***** INFORMATION GIVEN

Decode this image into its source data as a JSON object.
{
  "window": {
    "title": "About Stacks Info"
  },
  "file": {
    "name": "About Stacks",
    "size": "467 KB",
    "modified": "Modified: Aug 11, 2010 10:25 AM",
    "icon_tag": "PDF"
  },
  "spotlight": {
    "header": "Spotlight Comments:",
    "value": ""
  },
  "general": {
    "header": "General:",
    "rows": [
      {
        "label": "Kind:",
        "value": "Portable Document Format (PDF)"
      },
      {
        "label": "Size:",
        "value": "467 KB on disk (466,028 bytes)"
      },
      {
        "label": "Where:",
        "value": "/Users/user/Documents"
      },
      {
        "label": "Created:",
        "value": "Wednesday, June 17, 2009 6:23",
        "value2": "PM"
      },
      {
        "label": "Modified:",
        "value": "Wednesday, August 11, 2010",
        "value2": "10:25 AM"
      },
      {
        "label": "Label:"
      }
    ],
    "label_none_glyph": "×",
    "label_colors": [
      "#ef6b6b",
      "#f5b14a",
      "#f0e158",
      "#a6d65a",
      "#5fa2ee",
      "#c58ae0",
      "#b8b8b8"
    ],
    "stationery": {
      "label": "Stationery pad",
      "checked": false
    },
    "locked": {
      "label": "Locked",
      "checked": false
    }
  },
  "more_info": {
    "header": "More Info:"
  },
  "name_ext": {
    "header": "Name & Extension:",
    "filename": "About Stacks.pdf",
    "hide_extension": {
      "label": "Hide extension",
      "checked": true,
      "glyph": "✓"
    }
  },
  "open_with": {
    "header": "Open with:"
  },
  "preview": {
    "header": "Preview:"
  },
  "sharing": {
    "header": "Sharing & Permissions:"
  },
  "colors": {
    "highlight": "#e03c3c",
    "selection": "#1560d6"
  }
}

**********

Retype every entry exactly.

Decode this image into its source data as a JSON object.
{
  "window": {
    "title": "About Stacks Info"
  },
  "file": {
    "name": "About Stacks",
    "size": "467 KB",
    "modified": "Modified: Aug 11, 2010 10:25 AM",
    "icon_tag": "PDF"
  },
  "spotlight": {
    "header": "Spotlight Comments:",
    "value": ""
  },
  "general": {
    "header": "General:",
    "rows": [
      {
        "label": "Kind:",
        "value": "Portable Document Format (PDF)"
      },
      {
        "label": "Size:",
        "value": "467 KB on disk (466,028 bytes)"
      },
      {
        "label": "Where:",
        "value": "/Users/user/Documents"
      },
      {
        "label": "Created:",
        "value": "Wednesday, June 17, 2009 6:23",
        "value2": "PM"
      },
      {
        "label": "Modified:",
        "value": "Wednesday, August 11, 2010",
        "value2": "10:25 AM"
      },
      {
        "label": "Label:"
      }
    ],
    "label_none_glyph": "×",
    "label_colors": [
      "#ef6b6b",
      "#f5b14a",
      "#f0e158",
      "#a6d65a",
      "#5fa2ee",
      "#c58ae0",
      "#b8b8b8"
    ],
    "stationery": {
      "label": "Stationery pad",
      "checked": false
    },
    "locked": {
      "label": "Locked",
      "checked": false
    }
  },
  "more_info": {
    "header": "More Info:"
  },
  "name_ext": {
    "header": "Name & Extension:",
    "filename": "About Stacks.pdf",
    "hide_extension": {
      "label": "Hide extension",
      "checked": true,
      "glyph": "✓"
    }
  },
  "open_with": {
    "header": "Open with:"
  },
  "preview": {
    "header": "Preview:"
  },
  "sharing": {
    "header": "Sharing & Permissions:"
  },
  "colors": {
    "highlight": "#e03c3c",
    "selection": "#1560d6"
  }
}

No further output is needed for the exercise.